  1. The aim of this coursework is to investigate the rate of reaction between sodium ...

    The bigger the area of the solid surface, the more the particles can collide with it, in a certain period of time. This results in an increase in the rate of reaction. You can increase the surface area of a solid by breaking it up into smaller pieces.

  2. Measuring the reaction rate of sodium thiosulphate in hydrochloric acid

    The chemical reaction between sodium thiosulfate and hydrochloric acid is mildly exothermic. Figure 3: 2.4 Factors Increasing the concentration of the reactants and raising the temperature bring about more collisions and therefore more successful collisions, increasing the rate of reaction.

  1. Investigating the factors influencing the rate of reaction between Sodium Thiosulphate and Dilute Hydrochloric ...
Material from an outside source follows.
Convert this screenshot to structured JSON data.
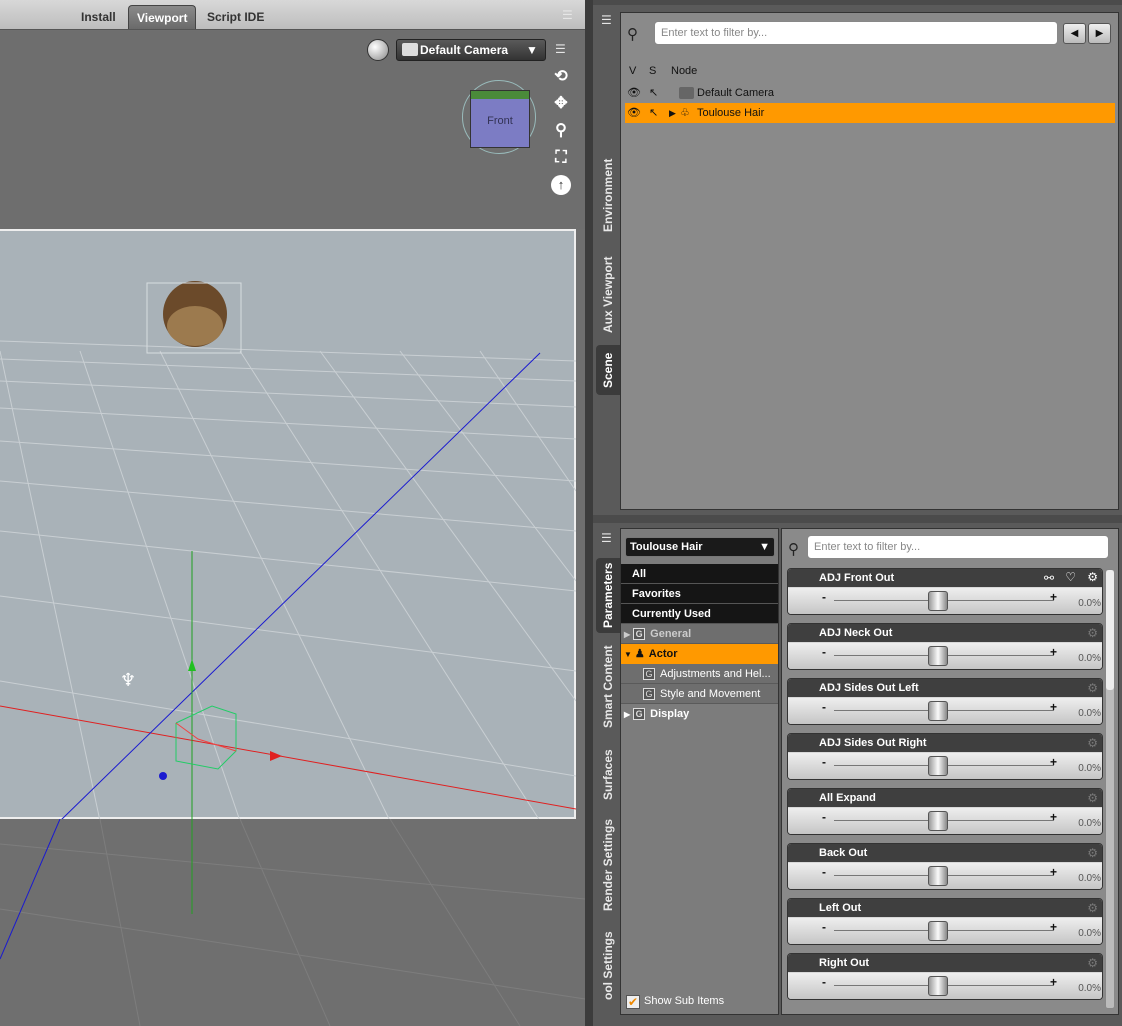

    In order for a reaction to occur, particles must first collide. Products can only be formed when effective collisions occur; this means that the molecules colliding are not enough. The collision present must have enough energy impact to overcome the required amount of energy needed to start the reaction, known as the Activation Energy; they must also have proper positioning.

  2. Find out how the rate of hydrolysis of an organic halogen compound depends on ...

    2 - THE INITIAL RATE METHOD a) By drawing tangents at the origin of different progress curves This is the method used in the hydrogen peroxide investigation as shown previously in Figure 7. Several experimental 'runs' are carried out at different concentrations. For each run, the initial rate can be found graphically, as was shown in Figure 7.

  • Over 160,000 pieces
    of student written work
  • Annotated by
    experienced teachers
  • Ideas and feedback to
    improve your own work